Tim Breacker: I’m immensely proud that Billy Bonds wanted me in his team
It is 30 years to the day since Tim Breacker became Billy Bonds’ first signing as West Ham United manager.
The Club’s all-time record appearance-maker, two-time FA Cup-winning captain, inspirational leader and four-time Hammer of the Year, Bonds had been promoted to the role following the departure of Lou Macari in February 1990.
Bonds guided West Ham to the FA Cup semi-finals in his first few weeks in charge, but the Irons ultimately missed out on promotion back to the First Division.
The 1990/91 season kicked-off in fine style, though, with the Hammers going unbeaten in their opening ten Second Division matches, and with a season-long promotion challenge in the offing, Bonds moved to bolster his squad.
With Ray Stewart approaching the end of his long and illustrious career in Claret and Blue, the Hammers snapped up the outstanding right-back Breacker from First Division Luton Town for a £600,000 fee.
Still just 25, Breacker had already played well over 200 matches for the Hatters, winning the Football League Cup in 1988, and his rare combination of experience and promise would add a great deal to a talented West Ham squad.
“I’ve always been tagged as Billy Bonds’ first-ever signing and I still look back with immense pride that such a great professional and a great bloke wanted me to be a part of his team,” Breacker reflected, three decades on.
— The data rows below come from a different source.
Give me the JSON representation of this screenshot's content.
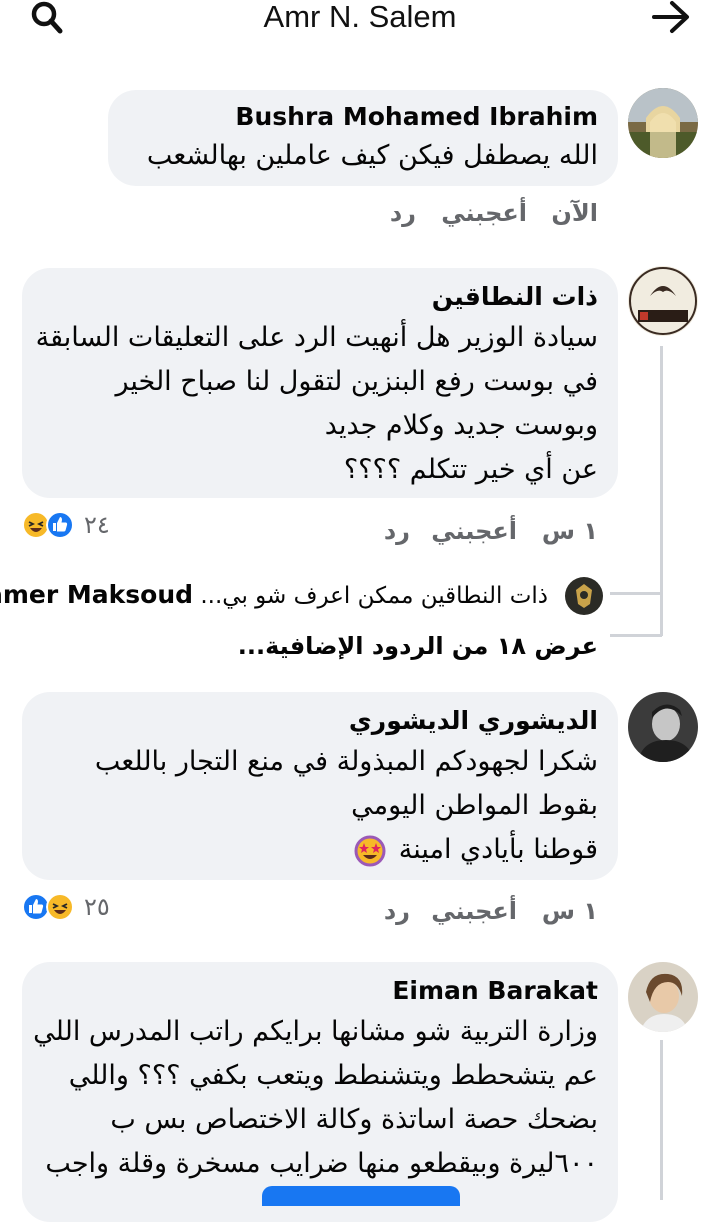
{
  "header": {
    "title": "Amr N. Salem"
  },
  "comments": [
    {
      "author": "Bushra Mohamed Ibrahim",
      "lines": [
        "الله يصطفل فيكن كيف عاملين بهالشعب"
      ],
      "time": "الآن",
      "like": "أعجبني",
      "reply": "رد"
    },
    {
      "author": "ذات النطاقين",
      "lines": [
        "سيادة الوزير هل أنهيت الرد على التعليقات السابقة",
        "في بوست رفع البنزين لتقول لنا صباح الخير",
        "وبوست جديد وكلام جديد",
        "عن أي خير تتكلم ؟؟؟؟"
      ],
      "time": "١ س",
      "like": "أعجبني",
      "reply": "رد",
      "reaction_count": "٢٤"
    },
    {
      "author": "الديشوري الديشوري",
      "lines": [
        "شكرا لجهودكم المبذولة في منع التجار باللعب",
        "بقوط المواطن اليومي",
        "قوطنا بأيادي امينة"
      ],
      "time": "١ س",
      "like": "أعجبني",
      "reply": "رد",
      "reaction_count": "٢٥"
    },
    {
      "author": "Eiman Barakat",
      "lines": [
        "وزارة التربية شو مشانها برايكم راتب المدرس اللي",
        "عم يتشحطط ويتشنطط ويتعب بكفي ؟؟؟ واللي",
        "بضحك حصة اساتذة وكالة الاختصاص بس ب",
        "٦٠٠ليرة وبيقطعو منها ضرايب مسخرة وقلة واجب"
      ]
    }
  ],
  "reply_preview": {
    "author": "Samer Maksoud",
    "text": "ذات النطاقين ممكن اعرف شو بي..."
  },
  "more_replies": "عرض ١٨ من الردود الإضافية...",
  "icons": {
    "search": "search-icon",
    "forward": "arrow-right-icon",
    "like": "like-reaction-icon",
    "haha": "haha-reaction-icon",
    "star_eyes": "star-struck-emoji-icon"
  },
  "colors": {
    "bubble": "#f0f2f5",
    "meta": "#65676b",
    "like_blue": "#1877f2",
    "haha_yellow": "#f7b928"
  }
}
“Although I was playing in the top-flight for Luton Town, it was an easy decision to drop down a division to sign for West Ham United in October 1990.
“They’d been unbeaten in their opening ten games and had just hammered Hull City 7-1.”
With Steve Potts and Julian Dicks in outstanding form, Breacker did not feature in the next Second Division match, a 1-1 draw at Bristol City.
He was on the bench alongside Frank McAvennie the following Saturday, when the Hammers travelled down the M4 again to Swindon Town. Both men were introduced with the game still goalless…
“I certainly wasn’t going to walk straight into the side but, when Julian Dicks limped off injured just before half-time, I finally came on for my debut at Swindon,” Breacker recalled. “And, on 83 minutes, my fellow substitute Frank McAvennie scored the only goal of the game to keep up an unbeaten run that would go on for 21 matches and, ultimately, see us promoted, come May.”
Four days later, Breacker’s first start came, at right-back, in a 1-0 home win over Blackburn Rovers – the first of 296 appearances in Claret and Blue over the course of the next eight-and-a-half years.
Looking back, the 55-year-old says the advice given to him by his fellow substitute McAvennie that readied him for a long and successful West Ham career.
“I settled in well and Alvin Martin and Tony Gale made me really welcome, while I quickly became good mates with Steve Potts, too,” he recalled. “But it was Frank who’d made the first real impression, when I bumped into him at the Boleyn Ground following my medical.
“Here was a goal-scoring legend – starring for a technically-brilliant West Ham United side – who’d played at the World Cup and even been on chat shows. ‘Can you tackle?’ he asked. ‘Well, I am a defender,’ I replied.
‘Take my advice,’ continued Frank. ‘Don’t worry about playing the fancy stuff, just launch someone into the Chicken Run and the West Ham fans will love ya.’”
“Welcome to the so-called Academy of Football!”